The rule is meant to keep people safe from potentially deadly algae blooms in the Sierra Nevadas rivers, streams and lakes, but its provisions also allow for the development of new chemicals that can kill fish and reduce the amount of nutrients needed to make salmon and other fish healthy.
The rules were put in place to protect public health, and while the federal government has said that those provisions are in place, critics say the EPA is not taking the steps necessary to protect California’s environment.
California has been the focus of much criticism over its use of water from federal and state parks and other federal programs.
And now the federal agency is asking for help in fighting the algae bloom.
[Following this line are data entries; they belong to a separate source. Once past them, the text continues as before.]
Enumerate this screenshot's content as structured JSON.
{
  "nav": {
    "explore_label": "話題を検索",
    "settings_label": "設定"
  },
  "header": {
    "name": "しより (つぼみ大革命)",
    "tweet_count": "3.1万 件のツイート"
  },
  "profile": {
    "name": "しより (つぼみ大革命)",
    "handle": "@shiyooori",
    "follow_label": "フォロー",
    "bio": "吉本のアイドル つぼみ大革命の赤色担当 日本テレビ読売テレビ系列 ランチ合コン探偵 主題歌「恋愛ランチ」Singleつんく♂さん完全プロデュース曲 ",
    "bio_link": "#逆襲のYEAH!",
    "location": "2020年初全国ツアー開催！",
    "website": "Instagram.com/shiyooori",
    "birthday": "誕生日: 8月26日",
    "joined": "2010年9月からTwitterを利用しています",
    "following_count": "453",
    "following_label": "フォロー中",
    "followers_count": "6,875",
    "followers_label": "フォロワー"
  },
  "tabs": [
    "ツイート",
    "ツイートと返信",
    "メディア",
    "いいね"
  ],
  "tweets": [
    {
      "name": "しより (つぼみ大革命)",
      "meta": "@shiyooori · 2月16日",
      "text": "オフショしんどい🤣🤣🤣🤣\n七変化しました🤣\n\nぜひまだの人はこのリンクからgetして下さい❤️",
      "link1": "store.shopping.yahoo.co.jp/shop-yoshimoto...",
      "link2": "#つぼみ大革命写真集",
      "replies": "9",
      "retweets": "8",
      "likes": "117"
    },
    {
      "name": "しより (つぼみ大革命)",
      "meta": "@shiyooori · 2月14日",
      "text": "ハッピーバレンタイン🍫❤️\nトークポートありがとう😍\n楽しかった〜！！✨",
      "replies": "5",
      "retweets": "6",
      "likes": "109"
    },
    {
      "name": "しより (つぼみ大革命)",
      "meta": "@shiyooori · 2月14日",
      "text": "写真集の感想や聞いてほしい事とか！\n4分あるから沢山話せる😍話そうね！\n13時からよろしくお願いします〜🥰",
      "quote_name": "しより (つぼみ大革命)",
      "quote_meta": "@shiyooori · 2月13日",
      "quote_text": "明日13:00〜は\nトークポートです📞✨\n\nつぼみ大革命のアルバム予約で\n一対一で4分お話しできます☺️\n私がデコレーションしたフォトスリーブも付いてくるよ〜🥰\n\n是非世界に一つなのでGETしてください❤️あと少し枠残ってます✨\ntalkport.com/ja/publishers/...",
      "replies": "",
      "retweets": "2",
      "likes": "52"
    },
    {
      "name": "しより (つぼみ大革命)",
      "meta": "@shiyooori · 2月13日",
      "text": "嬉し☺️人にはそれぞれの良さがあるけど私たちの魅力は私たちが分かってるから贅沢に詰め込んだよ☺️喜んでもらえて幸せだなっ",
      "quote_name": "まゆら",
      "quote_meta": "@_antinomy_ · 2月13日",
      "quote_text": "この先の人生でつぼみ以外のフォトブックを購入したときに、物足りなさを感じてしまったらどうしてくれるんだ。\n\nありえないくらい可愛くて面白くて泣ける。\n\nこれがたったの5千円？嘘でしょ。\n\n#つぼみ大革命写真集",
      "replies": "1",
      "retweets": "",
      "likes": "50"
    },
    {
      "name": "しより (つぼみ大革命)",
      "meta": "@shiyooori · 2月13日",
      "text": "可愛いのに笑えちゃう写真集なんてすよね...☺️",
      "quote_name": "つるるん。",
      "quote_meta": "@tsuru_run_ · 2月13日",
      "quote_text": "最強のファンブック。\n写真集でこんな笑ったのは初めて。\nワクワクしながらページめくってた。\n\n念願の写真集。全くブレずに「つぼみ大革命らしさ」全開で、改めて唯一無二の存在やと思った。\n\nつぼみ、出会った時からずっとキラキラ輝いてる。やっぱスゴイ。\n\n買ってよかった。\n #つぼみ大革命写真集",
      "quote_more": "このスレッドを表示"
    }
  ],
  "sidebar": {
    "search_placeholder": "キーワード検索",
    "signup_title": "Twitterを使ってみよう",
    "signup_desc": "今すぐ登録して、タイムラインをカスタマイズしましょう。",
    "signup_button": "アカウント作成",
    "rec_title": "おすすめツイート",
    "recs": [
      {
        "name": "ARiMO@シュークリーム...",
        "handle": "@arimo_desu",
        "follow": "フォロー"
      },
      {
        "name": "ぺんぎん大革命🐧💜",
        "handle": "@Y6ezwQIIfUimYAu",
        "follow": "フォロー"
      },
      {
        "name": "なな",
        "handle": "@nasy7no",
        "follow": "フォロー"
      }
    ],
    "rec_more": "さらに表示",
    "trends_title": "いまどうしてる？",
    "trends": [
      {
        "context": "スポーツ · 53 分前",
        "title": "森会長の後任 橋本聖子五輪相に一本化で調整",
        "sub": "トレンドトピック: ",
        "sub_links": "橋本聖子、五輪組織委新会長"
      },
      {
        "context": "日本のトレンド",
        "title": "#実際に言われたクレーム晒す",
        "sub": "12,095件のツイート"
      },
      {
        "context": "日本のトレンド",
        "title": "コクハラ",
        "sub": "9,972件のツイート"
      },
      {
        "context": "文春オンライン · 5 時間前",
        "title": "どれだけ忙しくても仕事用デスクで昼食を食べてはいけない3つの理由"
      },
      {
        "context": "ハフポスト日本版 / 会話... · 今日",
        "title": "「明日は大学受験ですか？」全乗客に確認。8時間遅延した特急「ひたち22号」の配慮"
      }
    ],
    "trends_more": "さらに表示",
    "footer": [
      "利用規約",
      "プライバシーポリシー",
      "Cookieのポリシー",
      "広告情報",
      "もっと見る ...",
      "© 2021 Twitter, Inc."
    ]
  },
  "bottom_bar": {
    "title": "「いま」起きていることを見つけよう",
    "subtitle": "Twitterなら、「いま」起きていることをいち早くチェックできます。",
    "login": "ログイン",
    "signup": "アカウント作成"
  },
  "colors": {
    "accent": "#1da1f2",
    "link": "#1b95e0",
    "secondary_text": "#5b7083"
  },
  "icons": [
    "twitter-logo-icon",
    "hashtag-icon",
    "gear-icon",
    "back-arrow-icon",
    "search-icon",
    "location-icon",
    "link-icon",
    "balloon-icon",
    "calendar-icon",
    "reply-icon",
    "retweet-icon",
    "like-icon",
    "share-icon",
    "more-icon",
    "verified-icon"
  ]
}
EPA officials said the state’s Clean Water Act does not cover the algae-bloom risk.
But they added that the state is in compliance with the rules, and the EPA expects the state will comply.
The EPA also plans to issue guidance to the states to make sure their use of federal programs meets federal environmental standards.
EPA Director Scott Pruitt told the Senate Energy and Natural Resources Committee in September that the agency is considering new ways to regulate California’s water.
And in October, Pruitt issued a memo calling on states to ensure they have a clear and consistent framework for protecting their environment and protecting people.